Given its importance, why have you not included equity as its own criteria?
Where equity fits was a key area of discussion as we reflected on how the criteria are used and thought about how they could be improved. Because reducing inequalities and leaving no one behind are policy goals for nearly all governments and other development actors today, we are seeing more interventions aimed at equity, and more interest in evaluating whether or not particular interventions are helping to achieve those goals. Aspects of equity are covered in evaluations as part of relevance, effectiveness and impact – as well as under sustainability, coherence and efficiency.
Some of the changes made to the definitions are also aimed at encouraging better analysis of equity effects. Specifically:
Under relevance, we put the priorities of individuals affected by the intervention up front
Relevance is defined as responding to the equity conditions in context
The definition flags that there may be conflicts between different stakeholders’ priorities and needs (with marginalized groups often having been excluded from official processes to set priorities)
Under effectiveness, the definition now includes differential results across groups
The forthcoming guidance will go into detail on how to apply an equity lens to the criteria
We also think equity needs to be taken into account beyond the criteria: it should inform the entire evaluation process, including decisions about what gets evaluated and how. More work needs to be done to take an equity-informed approach to evaluation.
Are these criteria just for evaluating projects?
No. We use the term “intervention” throughout the definitions because it is a broad, neutral term that can be applied to any evaluand (subject of evaluation). The criteria are commonly used for evaluating policies, strategies, thematic areas, peacebuilding activities, programmes, country programmes/strategies, etc.
Can these criteria be used to evaluate climate change action and finance?
The criteria are useful for evaluating efforts (whether national, sub-national or international) aimed at achieving the Sustainable Development Goals as set out in Agenda 2030 and national contributions to the Paris Agreement. These criteria can be used both to evaluate the extent to which environment and climate change are well-integrated into development interventions (mainstreaming), and to evaluate specific climate mitigation or adaptation interventions.
The revision of the evaluation criteria strengthens the emphasis on environmental effects in several ways, and we believe they will be useful to push for better evaluation of Paris-related commitments, as well as for applying a climate lens to evaluations of development and humanitarian activities. References to environmental effects have been added to the definitions of Relevance, Impact and Sustainability. Furthermore, Coherence is being added as a new criteria to encourage better responses to the climate emergency, including analysis of potential synergies and trade-offs between development and climate priorities.
Can these criteria be used to evaluate transformational change?
Yes and no. Yes, the criteria can be used to understand how different interventions are (or are not) creating transformational changes.

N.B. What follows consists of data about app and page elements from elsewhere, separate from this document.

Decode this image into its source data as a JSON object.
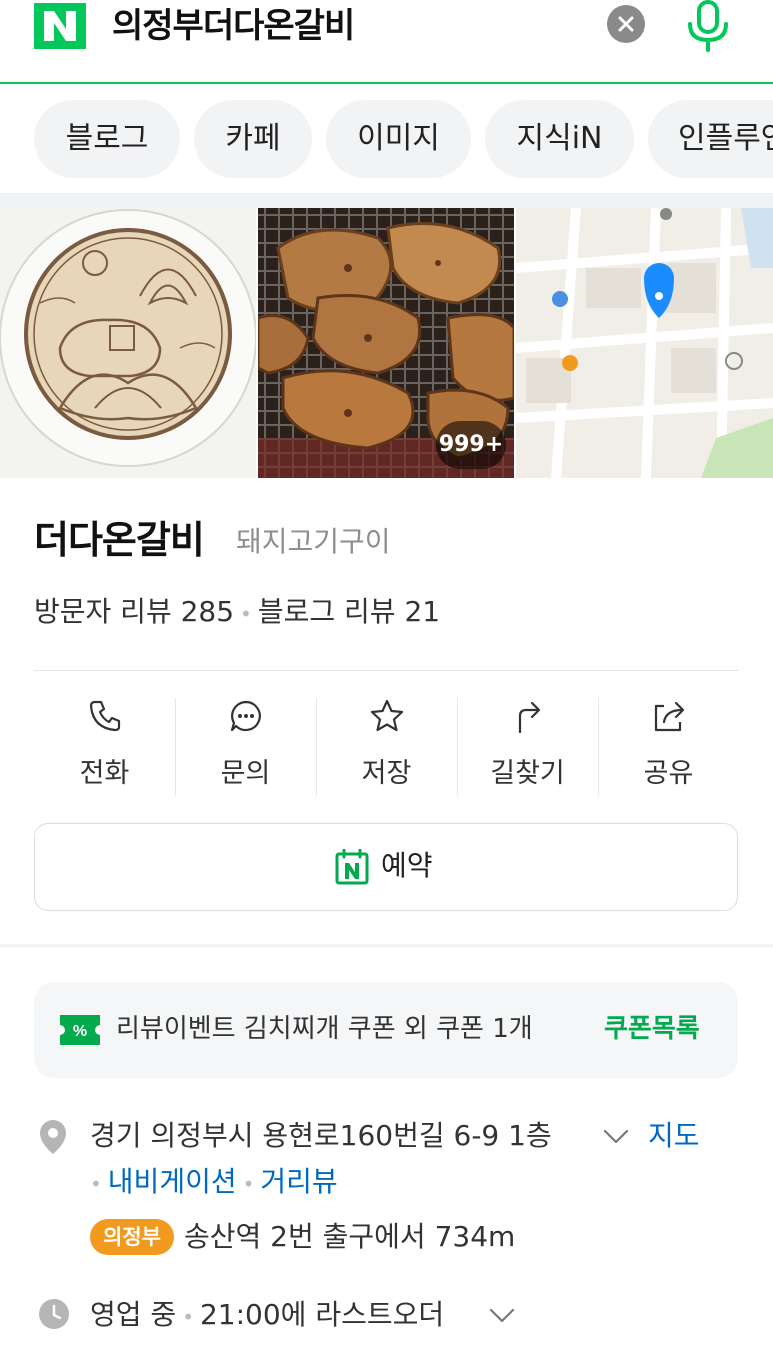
{
  "search": {
    "query": "의정부더다온갈비",
    "brand_color": "#03c75a",
    "clear_icon": "close-icon",
    "mic_icon": "mic-icon"
  },
  "tabs": [
    {
      "label": "블로그"
    },
    {
      "label": "카페"
    },
    {
      "label": "이미지"
    },
    {
      "label": "지식iN"
    },
    {
      "label": "인플루언"
    }
  ],
  "photos": {
    "count_badge": "999+"
  },
  "place": {
    "name": "더다온갈비",
    "category": "돼지고기구이",
    "visitor_reviews": "방문자 리뷰 285",
    "blog_reviews": "블로그 리뷰 21"
  },
  "actions": [
    {
      "label": "전화",
      "icon": "phone-icon"
    },
    {
      "label": "문의",
      "icon": "chat-icon"
    },
    {
      "label": "저장",
      "icon": "star-icon"
    },
    {
      "label": "길찾기",
      "icon": "directions-icon"
    },
    {
      "label": "공유",
      "icon": "share-icon"
    }
  ],
  "reserve": {
    "label": "예약",
    "icon": "naver-calendar-icon"
  },
  "coupon": {
    "text": "리뷰이벤트 김치찌개 쿠폰 외 쿠폰 1개",
    "link": "쿠폰목록",
    "icon": "coupon-icon"
  },
  "address": {
    "text": "경기 의정부시 용현로160번길 6-9 1층",
    "map_link": "지도",
    "navigation_link": "내비게이션",
    "street_view_link": "거리뷰",
    "station_badge": "의정부",
    "station_text": "송산역 2번 출구에서 734m"
  },
  "hours": {
    "status": "영업 중",
    "last_order": "21:00에 라스트오더"
  },
  "colors": {
    "link_blue": "#0068c3",
    "badge_orange": "#f29a1f",
    "accent_green": "#03a94d"
  }
}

The potential transformative effects of an intervention are captured under the new definition of impact. We expect evaluations will look more and more at questions related to transformation, reflecting the growing interest in understanding transformational change and the imperative for transformation described in both Agenda 2030 and the Paris Agreement. The evaluation methods needed to answer these questions are still emerging.
However, the evaluation criteria are intended to be used in evaluating an intervention (some intentional effort to create a change in the world), they are not a particularly useful tool for descriptive analysis of transformative change or systems change.
What about the SDG’s and Agenda 2030 - I don’t see any references in the definitions?
The criteria are intended to be used to evaluate interventions aimed at achieving goals such as those set out in Agenda 2030. They are commonly used to evaluate progress towards achieving SDG targets, by examining the effects of policies, programmes or projects. The criteria are therefore useful for evaluating national or international SDG-related efforts, and they will also remain relevant and useful when policy priorities and goals change.